PRESERVE-1: PROSPECTIVE RANDOMIZED DOUBLE-BLIND, PLACEBO CONTROLLED EVALUATION OF PHARMACOKINETICS, SAFETY AND EFFICACY OF RECOMBINANT ANTITHROMBIN VERSUS PLACEBO IN PRETERM PRECLAMPSIA

PI: George Macones, MD • CRNC: Shannon Martin, RN, BSN; Kristin Sheldon, RN, BSN - Sponsored by a rEVO Biologics

This study is a prospective, randomized, double-blind, placebo-controlled evaluation of the safety, efficacy, and PK of rhAT in pregnant women with preterm preeclampsia (PPE). Efficacy will be assessed by comparing the difference in extension of gestational age from the time of randomization into the study until delivery between rhAT and placebo treated subjects. In addition, the effect of rhAT on fetal and neonatal clinical outcomes will be assessed. The PK characteristics of rhAT in the subjects will be investigated by measuring AT activity levels in the mother during treatment and in cord blood.

THE MARCH OF DIMES PREMATURITY RESEARCH CENTER AT WASHINGTON UNIVERSITY

PI: George Macones, MD • PM: Jessica Chubiz • CRNC: Melisa Beardslee, RN, BSN • RC: Christine Kramer, Dina Kaissi - Sponsored by March of Dimes

The March of Dimes Prematurity Research Center at Washington University in St. Louis was launched in November 2014. With a generous $10 million in funding from March of Dimes over 5 years, this virtual research center brings together investigators across disciplines at Wash U, with the goal of finding the causes and predictors of preterm births. This transdisciplinary approach to prematurity research is led by Center Director George Macones, MD, MSCE, Chair of OB/GYN, and by Associate Directors Alan Schwartz, MD, PhD, Chair of Pediatrics and Sarah England, PhD, Professor of OB/GYN.

THE ROLE AND REGULATION OF MAXI-K CHANNELS DURING PREGNANCY

PI: Sarah England, PhD • CRNC: Shannon Martin, RN, BSN- Sponsored by an NIH grant

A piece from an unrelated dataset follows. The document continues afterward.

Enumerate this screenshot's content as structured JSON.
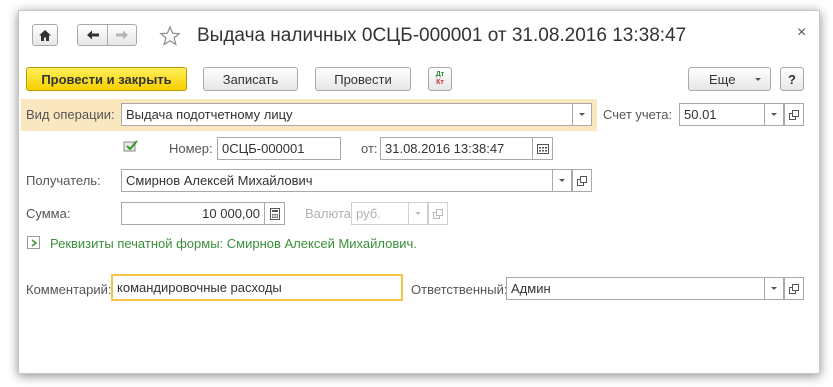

This is a prospective study looking at the control of muscle contractions of the uterus during labor by looking at channel proteins in the uterine muscle. These channel proteins are involved in muscle functions. Approximately 1000 women will be recruited from Barnes Jewish Hospital who are undergoing cesarean delivery or hysterectomy.

VAGINAL PREP: VAGINAL CLEANSING BEFORE CESAREAN DELIVERY TO REDUCE INFECTION: A RANDOMIZED TRIAL

PI: Lorene Temming, MD • CRNC: Shannon Martin, RN, BSN • RC: Courtney Olson

A randomized trial to compare the standard-of-care preoperative abdominal cleansing to abdominal cleansing plus vaginal cleansing with povidone-iodine solution prior to cesarean delivery of women in labor. To attempt to provide this Level 1 evidence by performing a clinical trial to test the central hypothesis that vaginal cleansing with povidone-iodine solution immediately prior to cesarean delivery reduces postcesarean infectious morbidity.

WIHSC: WOMEN AND INFANT'S HEALTH SPECIMEN CONSORTIUM

PI: Ann Gronowski, PhD; Kelle Moley, MD; • RC: Christine Kramer, Michele Landeau, and Dina Kaissi

The study aim is to create a structure to facilitate the collection of patient specimens for women and infant's health research. The bank will provide specimen collection, specimen storage and processing, as well as the maintenance of a comprehensive database of outcomes data. Recruitment will occur at Washington University Reproductive Endocrinology and Infertility Center, the Center for Advanced Medicine, Barnes Jewish Women’s Health Clinic and Labor and Delivery. Approximately 2800 women and 1022 infants will be enrolled.